- TASK OBJECTIVE -
Print all of the data exactly as written.

+++ AVAILABLE DATA +++

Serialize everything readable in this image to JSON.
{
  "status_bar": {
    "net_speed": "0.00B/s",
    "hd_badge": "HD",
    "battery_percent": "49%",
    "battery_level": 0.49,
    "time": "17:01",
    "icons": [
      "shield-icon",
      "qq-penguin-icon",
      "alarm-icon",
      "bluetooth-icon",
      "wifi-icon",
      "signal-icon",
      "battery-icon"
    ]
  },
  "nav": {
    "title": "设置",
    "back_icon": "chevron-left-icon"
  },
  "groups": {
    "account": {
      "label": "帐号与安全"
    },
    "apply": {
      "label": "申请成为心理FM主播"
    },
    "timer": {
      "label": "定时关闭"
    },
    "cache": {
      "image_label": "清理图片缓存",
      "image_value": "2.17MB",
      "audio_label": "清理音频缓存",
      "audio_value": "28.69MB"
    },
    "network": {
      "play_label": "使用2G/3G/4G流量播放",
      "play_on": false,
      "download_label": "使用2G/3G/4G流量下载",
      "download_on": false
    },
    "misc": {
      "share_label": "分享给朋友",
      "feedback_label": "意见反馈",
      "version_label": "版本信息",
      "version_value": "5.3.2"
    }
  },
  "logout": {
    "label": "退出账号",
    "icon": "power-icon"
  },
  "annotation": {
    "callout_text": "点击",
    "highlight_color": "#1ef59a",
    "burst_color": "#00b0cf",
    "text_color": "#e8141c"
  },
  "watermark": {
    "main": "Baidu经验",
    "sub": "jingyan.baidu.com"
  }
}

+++

- EXERCISE ANSWER -
Serialize everything readable in this image to JSON.
{
  "status_bar": {
    "net_speed": "0.00B/s",
    "hd_badge": "HD",
    "battery_percent": "49%",
    "battery_level": 0.49,
    "time": "17:01",
    "icons": [
      "shield-icon",
      "qq-penguin-icon",
      "alarm-icon",
      "bluetooth-icon",
      "wifi-icon",
      "signal-icon",
      "battery-icon"
    ]
  },
  "nav": {
    "title": "设置",
    "back_icon": "chevron-left-icon"
  },
  "groups": {
    "account": {
      "label": "帐号与安全"
    },
    "apply": {
      "label": "申请成为心理FM主播"
    },
    "timer": {
      "label": "定时关闭"
    },
    "cache": {
      "image_label": "清理图片缓存",
      "image_value": "2.17MB",
      "audio_label": "清理音频缓存",
      "audio_value": "28.69MB"
    },
    "network": {
      "play_label": "使用2G/3G/4G流量播放",
      "play_on": false,
      "download_label": "使用2G/3G/4G流量下载",
      "download_on": false
    },
    "misc": {
      "share_label": "分享给朋友",
      "feedback_label": "意见反馈",
      "version_label": "版本信息",
      "version_value": "5.3.2"
    }
  },
  "logout": {
    "label": "退出账号",
    "icon": "power-icon"
  },
  "annotation": {
    "callout_text": "点击",
    "highlight_color": "#1ef59a",
    "burst_color": "#00b0cf",
    "text_color": "#e8141c"
  },
  "watermark": {
    "main": "Baidu经验",
    "sub": "jingyan.baidu.com"
  }
}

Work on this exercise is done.